REQUIRED ACTION:
Exactly as written, print out each entry in the data, with no pictures.
++++ RECORDED INFORMATION
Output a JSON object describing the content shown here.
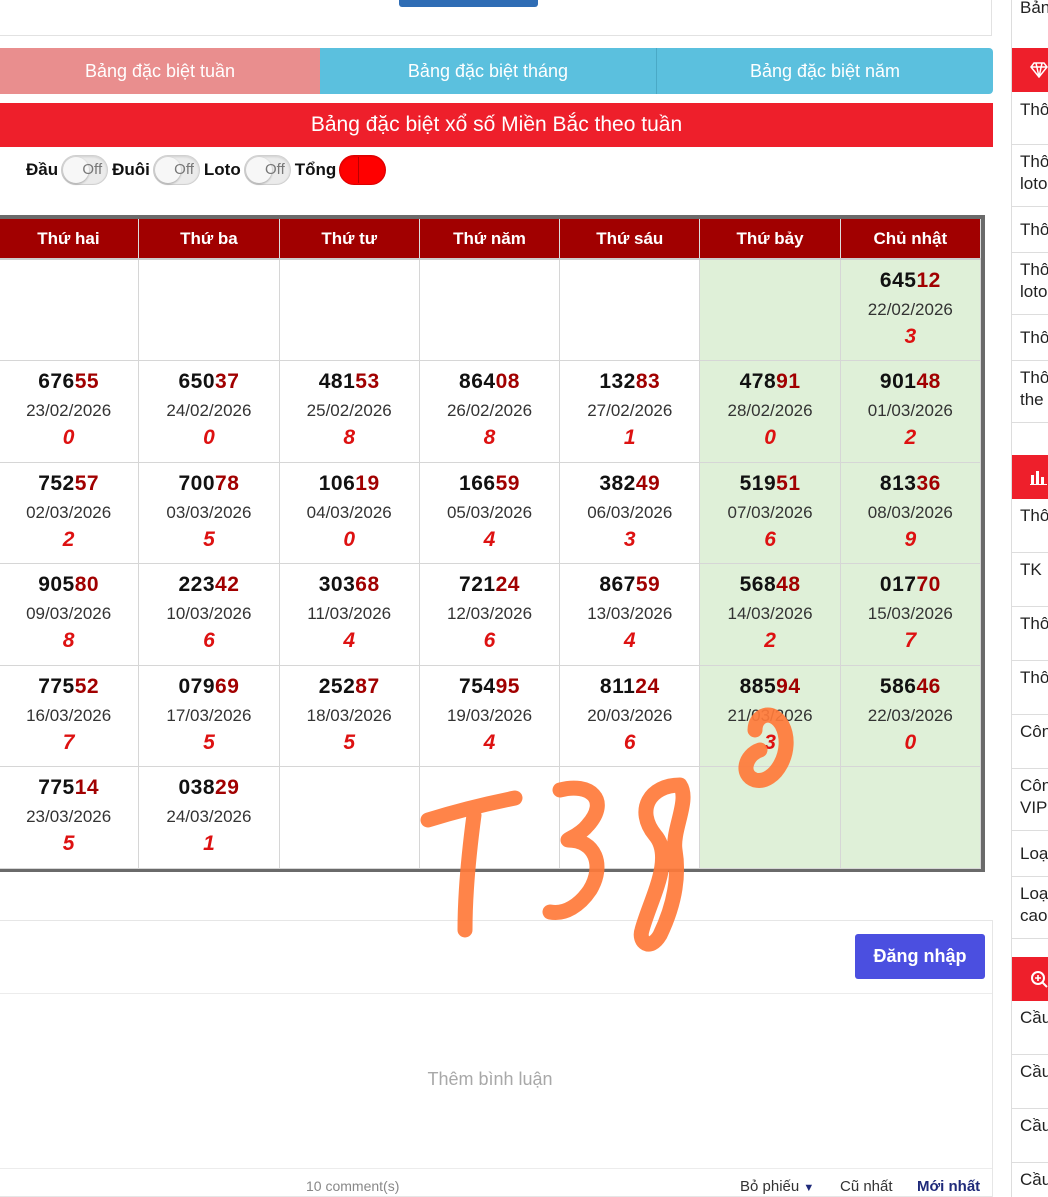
{
  "tabs": [
    {
      "label": "Bảng đặc biệt tuần"
    },
    {
      "label": "Bảng đặc biệt tháng"
    },
    {
      "label": "Bảng đặc biệt năm"
    }
  ],
  "panel_title": "Bảng đặc biệt xổ số Miền Bắc theo tuần",
  "toggles": [
    {
      "label": "Đầu",
      "state": "Off"
    },
    {
      "label": "Đuôi",
      "state": "Off"
    },
    {
      "label": "Loto",
      "state": "Off"
    },
    {
      "label": "Tổng",
      "state": "On"
    }
  ],
  "table": {
    "headers": [
      "Thứ hai",
      "Thứ ba",
      "Thứ tư",
      "Thứ năm",
      "Thứ sáu",
      "Thứ bảy",
      "Chủ nhật"
    ],
    "rows": [
      [
        null,
        null,
        null,
        null,
        null,
        null,
        {
          "head": "645",
          "tail": "12",
          "date": "22/02/2026",
          "sum": "3"
        }
      ],
      [
        {
          "head": "676",
          "tail": "55",
          "date": "23/02/2026",
          "sum": "0"
        },
        {
          "head": "650",
          "tail": "37",
          "date": "24/02/2026",
          "sum": "0"
        },
        {
          "head": "481",
          "tail": "53",
          "date": "25/02/2026",
          "sum": "8"
        },
        {
          "head": "864",
          "tail": "08",
          "date": "26/02/2026",
          "sum": "8"
        },
        {
          "head": "132",
          "tail": "83",
          "date": "27/02/2026",
          "sum": "1"
        },
        {
          "head": "478",
          "tail": "91",
          "date": "28/02/2026",
          "sum": "0"
        },
        {
          "head": "901",
          "tail": "48",
          "date": "01/03/2026",
          "sum": "2"
        }
      ],
      [
        {
          "head": "752",
          "tail": "57",
          "date": "02/03/2026",
          "sum": "2"
        },
        {
          "head": "700",
          "tail": "78",
          "date": "03/03/2026",
          "sum": "5"
        },
        {
          "head": "106",
          "tail": "19",
          "date": "04/03/2026",
          "sum": "0"
        },
        {
          "head": "166",
          "tail": "59",
          "date": "05/03/2026",
          "sum": "4"
        },
        {
          "head": "382",
          "tail": "49",
          "date": "06/03/2026",
          "sum": "3"
        },
        {
          "head": "519",
          "tail": "51",
          "date": "07/03/2026",
          "sum": "6"
        },
        {
          "head": "813",
          "tail": "36",
          "date": "08/03/2026",
          "sum": "9"
        }
      ],
      [
        {
          "head": "905",
          "tail": "80",
          "date": "09/03/2026",
          "sum": "8"
        },
        {
          "head": "223",
          "tail": "42",
          "date": "10/03/2026",
          "sum": "6"
        },
        {
          "head": "303",
          "tail": "68",
          "date": "11/03/2026",
          "sum": "4"
        },
        {
          "head": "721",
          "tail": "24",
          "date": "12/03/2026",
          "sum": "6"
        },
        {
          "head": "867",
          "tail": "59",
          "date": "13/03/2026",
          "sum": "4"
        },
        {
          "head": "568",
          "tail": "48",
          "date": "14/03/2026",
          "sum": "2"
        },
        {
          "head": "017",
          "tail": "70",
          "date": "15/03/2026",
          "sum": "7"
        }
      ],
      [
        {
          "head": "775",
          "tail": "52",
          "date": "16/03/2026",
          "sum": "7"
        },
        {
          "head": "079",
          "tail": "69",
          "date": "17/03/2026",
          "sum": "5"
        },
        {
          "head": "252",
          "tail": "87",
          "date": "18/03/2026",
          "sum": "5"
        },
        {
          "head": "754",
          "tail": "95",
          "date": "19/03/2026",
          "sum": "4"
        },
        {
          "head": "811",
          "tail": "24",
          "date": "20/03/2026",
          "sum": "6"
        },
        {
          "head": "885",
          "tail": "94",
          "date": "21/03/2026",
          "sum": "3"
        },
        {
          "head": "586",
          "tail": "46",
          "date": "22/03/2026",
          "sum": "0"
        }
      ],
      [
        {
          "head": "775",
          "tail": "14",
          "date": "23/03/2026",
          "sum": "5"
        },
        {
          "head": "038",
          "tail": "29",
          "date": "24/03/2026",
          "sum": "1"
        },
        null,
        null,
        null,
        null,
        null
      ]
    ]
  },
  "comments": {
    "login_label": "Đăng nhập",
    "add_placeholder": "Thêm bình luận",
    "count": "10 comment(s)",
    "vote_label": "Bỏ phiếu",
    "oldest_label": "Cũ nhất",
    "newest_label": "Mới nhất"
  },
  "sidebar": {
    "top_item": "Bản",
    "section1_icon": "diamond-icon",
    "section1_items": [
      "Thô",
      "Thô loto",
      "Thô",
      "Thô loto",
      "Thô",
      "Thô the"
    ],
    "section2_icon": "bar-chart-icon",
    "section2_items": [
      "Thô",
      "TK",
      "Thô",
      "Thô",
      "Côn",
      "Côn VIP",
      "Loạ",
      "Loạ cao"
    ],
    "section3_icon": "search-plus-icon",
    "section3_items": [
      "Cầu",
      "Cầu",
      "Cầu",
      "Cầu"
    ]
  },
  "watermark": {
    "text": "T380",
    "color": "#ff7a3a"
  },
  "colors": {
    "header": "#a10000",
    "title": "#ee1f2b",
    "tab_active": "#e98e8e",
    "tab": "#5bc0de",
    "weekend": "#dff0d8",
    "login": "#4b4fe0"
  }
}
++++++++
TASK ANSWER:
Output a JSON object describing the content shown here.
{
  "tabs": [
    {
      "label": "Bảng đặc biệt tuần"
    },
    {
      "label": "Bảng đặc biệt tháng"
    },
    {
      "label": "Bảng đặc biệt năm"
    }
  ],
  "panel_title": "Bảng đặc biệt xổ số Miền Bắc theo tuần",
  "toggles": [
    {
      "label": "Đầu",
      "state": "Off"
    },
    {
      "label": "Đuôi",
      "state": "Off"
    },
    {
      "label": "Loto",
      "state": "Off"
    },
    {
      "label": "Tổng",
      "state": "On"
    }
  ],
  "table": {
    "headers": [
      "Thứ hai",
      "Thứ ba",
      "Thứ tư",
      "Thứ năm",
      "Thứ sáu",
      "Thứ bảy",
      "Chủ nhật"
    ],
    "rows": [
      [
        null,
        null,
        null,
        null,
        null,
        null,
        {
          "head": "645",
          "tail": "12",
          "date": "22/02/2026",
          "sum": "3"
        }
      ],
      [
        {
          "head": "676",
          "tail": "55",
          "date": "23/02/2026",
          "sum": "0"
        },
        {
          "head": "650",
          "tail": "37",
          "date": "24/02/2026",
          "sum": "0"
        },
        {
          "head": "481",
          "tail": "53",
          "date": "25/02/2026",
          "sum": "8"
        },
        {
          "head": "864",
          "tail": "08",
          "date": "26/02/2026",
          "sum": "8"
        },
        {
          "head": "132",
          "tail": "83",
          "date": "27/02/2026",
          "sum": "1"
        },
        {
          "head": "478",
          "tail": "91",
          "date": "28/02/2026",
          "sum": "0"
        },
        {
          "head": "901",
          "tail": "48",
          "date": "01/03/2026",
          "sum": "2"
        }
      ],
      [
        {
          "head": "752",
          "tail": "57",
          "date": "02/03/2026",
          "sum": "2"
        },
        {
          "head": "700",
          "tail": "78",
          "date": "03/03/2026",
          "sum": "5"
        },
        {
          "head": "106",
          "tail": "19",
          "date": "04/03/2026",
          "sum": "0"
        },
        {
          "head": "166",
          "tail": "59",
          "date": "05/03/2026",
          "sum": "4"
        },
        {
          "head": "382",
          "tail": "49",
          "date": "06/03/2026",
          "sum": "3"
        },
        {
          "head": "519",
          "tail": "51",
          "date": "07/03/2026",
          "sum": "6"
        },
        {
          "head": "813",
          "tail": "36",
          "date": "08/03/2026",
          "sum": "9"
        }
      ],
      [
        {
          "head": "905",
          "tail": "80",
          "date": "09/03/2026",
          "sum": "8"
        },
        {
          "head": "223",
          "tail": "42",
          "date": "10/03/2026",
          "sum": "6"
        },
        {
          "head": "303",
          "tail": "68",
          "date": "11/03/2026",
          "sum": "4"
        },
        {
          "head": "721",
          "tail": "24",
          "date": "12/03/2026",
          "sum": "6"
        },
        {
          "head": "867",
          "tail": "59",
          "date": "13/03/2026",
          "sum": "4"
        },
        {
          "head": "568",
          "tail": "48",
          "date": "14/03/2026",
          "sum": "2"
        },
        {
          "head": "017",
          "tail": "70",
          "date": "15/03/2026",
          "sum": "7"
        }
      ],
      [
        {
          "head": "775",
          "tail": "52",
          "date": "16/03/2026",
          "sum": "7"
        },
        {
          "head": "079",
          "tail": "69",
          "date": "17/03/2026",
          "sum": "5"
        },
        {
          "head": "252",
          "tail": "87",
          "date": "18/03/2026",
          "sum": "5"
        },
        {
          "head": "754",
          "tail": "95",
          "date": "19/03/2026",
          "sum": "4"
        },
        {
          "head": "811",
          "tail": "24",
          "date": "20/03/2026",
          "sum": "6"
        },
        {
          "head": "885",
          "tail": "94",
          "date": "21/03/2026",
          "sum": "3"
        },
        {
          "head": "586",
          "tail": "46",
          "date": "22/03/2026",
          "sum": "0"
        }
      ],
      [
        {
          "head": "775",
          "tail": "14",
          "date": "23/03/2026",
          "sum": "5"
        },
        {
          "head": "038",
          "tail": "29",
          "date": "24/03/2026",
          "sum": "1"
        },
        null,
        null,
        null,
        null,
        null
      ]
    ]
  },
  "comments": {
    "login_label": "Đăng nhập",
    "add_placeholder": "Thêm bình luận",
    "count": "10 comment(s)",
    "vote_label": "Bỏ phiếu",
    "oldest_label": "Cũ nhất",
    "newest_label": "Mới nhất"
  },
  "sidebar": {
    "top_item": "Bản",
    "section1_icon": "diamond-icon",
    "section1_items": [
      "Thô",
      "Thô loto",
      "Thô",
      "Thô loto",
      "Thô",
      "Thô the"
    ],
    "section2_icon": "bar-chart-icon",
    "section2_items": [
      "Thô",
      "TK",
      "Thô",
      "Thô",
      "Côn",
      "Côn VIP",
      "Loạ",
      "Loạ cao"
    ],
    "section3_icon": "search-plus-icon",
    "section3_items": [
      "Cầu",
      "Cầu",
      "Cầu",
      "Cầu"
    ]
  },
  "watermark": {
    "text": "T380",
    "color": "#ff7a3a"
  },
  "colors": {
    "header": "#a10000",
    "title": "#ee1f2b",
    "tab_active": "#e98e8e",
    "tab": "#5bc0de",
    "weekend": "#dff0d8",
    "login": "#4b4fe0"
  }
}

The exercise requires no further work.